◆ **YOUR GOAL**
Among the entries below, which lines include the string "price"? Show each one.

==============================

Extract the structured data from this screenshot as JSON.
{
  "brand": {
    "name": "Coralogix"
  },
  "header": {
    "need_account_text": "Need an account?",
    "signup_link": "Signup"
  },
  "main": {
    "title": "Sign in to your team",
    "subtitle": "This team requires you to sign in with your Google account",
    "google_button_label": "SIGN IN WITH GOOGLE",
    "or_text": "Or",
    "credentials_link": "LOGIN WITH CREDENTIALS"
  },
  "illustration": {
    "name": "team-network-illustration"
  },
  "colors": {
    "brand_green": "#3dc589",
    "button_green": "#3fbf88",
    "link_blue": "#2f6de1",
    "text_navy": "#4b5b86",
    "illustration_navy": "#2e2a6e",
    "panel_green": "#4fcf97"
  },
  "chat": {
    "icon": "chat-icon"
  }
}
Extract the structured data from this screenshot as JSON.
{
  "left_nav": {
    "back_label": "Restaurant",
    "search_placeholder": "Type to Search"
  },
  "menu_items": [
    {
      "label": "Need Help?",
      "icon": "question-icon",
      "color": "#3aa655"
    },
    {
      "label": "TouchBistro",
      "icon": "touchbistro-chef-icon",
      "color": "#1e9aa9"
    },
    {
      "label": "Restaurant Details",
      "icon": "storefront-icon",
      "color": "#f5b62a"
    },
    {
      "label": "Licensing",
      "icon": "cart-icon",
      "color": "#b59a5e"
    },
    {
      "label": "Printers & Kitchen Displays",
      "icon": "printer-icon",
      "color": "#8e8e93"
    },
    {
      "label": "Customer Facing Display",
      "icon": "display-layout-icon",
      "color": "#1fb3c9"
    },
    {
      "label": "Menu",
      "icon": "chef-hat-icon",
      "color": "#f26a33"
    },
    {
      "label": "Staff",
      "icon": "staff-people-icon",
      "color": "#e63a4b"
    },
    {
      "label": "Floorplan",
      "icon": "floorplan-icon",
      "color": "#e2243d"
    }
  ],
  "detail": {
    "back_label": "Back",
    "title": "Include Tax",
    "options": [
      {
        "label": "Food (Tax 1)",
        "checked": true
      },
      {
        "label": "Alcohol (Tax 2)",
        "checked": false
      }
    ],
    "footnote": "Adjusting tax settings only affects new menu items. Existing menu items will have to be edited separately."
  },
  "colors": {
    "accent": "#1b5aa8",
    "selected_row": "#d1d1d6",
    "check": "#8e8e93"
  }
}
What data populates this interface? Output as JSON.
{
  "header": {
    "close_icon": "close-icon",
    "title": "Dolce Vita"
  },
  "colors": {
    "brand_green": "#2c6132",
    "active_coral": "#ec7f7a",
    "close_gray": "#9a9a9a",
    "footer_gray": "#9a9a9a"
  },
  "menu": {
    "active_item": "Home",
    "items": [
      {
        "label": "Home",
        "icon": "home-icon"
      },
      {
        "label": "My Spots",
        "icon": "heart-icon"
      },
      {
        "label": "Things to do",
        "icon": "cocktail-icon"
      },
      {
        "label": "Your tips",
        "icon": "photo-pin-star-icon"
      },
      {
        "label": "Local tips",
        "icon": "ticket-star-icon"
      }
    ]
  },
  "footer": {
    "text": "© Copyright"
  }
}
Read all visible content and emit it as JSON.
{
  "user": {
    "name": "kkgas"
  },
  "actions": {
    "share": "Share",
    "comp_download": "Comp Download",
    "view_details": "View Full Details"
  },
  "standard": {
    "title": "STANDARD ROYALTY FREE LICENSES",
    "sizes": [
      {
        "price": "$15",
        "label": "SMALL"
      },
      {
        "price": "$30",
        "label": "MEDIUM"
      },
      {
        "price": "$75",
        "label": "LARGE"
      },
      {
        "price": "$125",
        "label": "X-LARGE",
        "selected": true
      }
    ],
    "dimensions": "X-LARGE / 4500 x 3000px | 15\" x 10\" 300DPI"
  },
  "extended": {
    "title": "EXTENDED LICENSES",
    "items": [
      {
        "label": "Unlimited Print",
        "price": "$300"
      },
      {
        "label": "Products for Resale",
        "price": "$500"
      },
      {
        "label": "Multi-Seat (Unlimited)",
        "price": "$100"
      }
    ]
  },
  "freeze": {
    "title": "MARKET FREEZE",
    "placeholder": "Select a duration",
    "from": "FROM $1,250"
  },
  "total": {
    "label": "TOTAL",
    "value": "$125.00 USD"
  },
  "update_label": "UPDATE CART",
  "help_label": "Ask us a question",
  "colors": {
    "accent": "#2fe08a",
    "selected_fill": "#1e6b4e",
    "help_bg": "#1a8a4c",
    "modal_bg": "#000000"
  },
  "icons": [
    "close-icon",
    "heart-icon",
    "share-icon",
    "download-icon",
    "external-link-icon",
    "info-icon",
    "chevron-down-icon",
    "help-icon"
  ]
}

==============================

◆ **TASK SOLUTION**
        "price": "$15",
        "price": "$30",
        "price": "$75",
        "price": "$125",
        "price": "$300"
        "price": "$500"
        "price": "$100"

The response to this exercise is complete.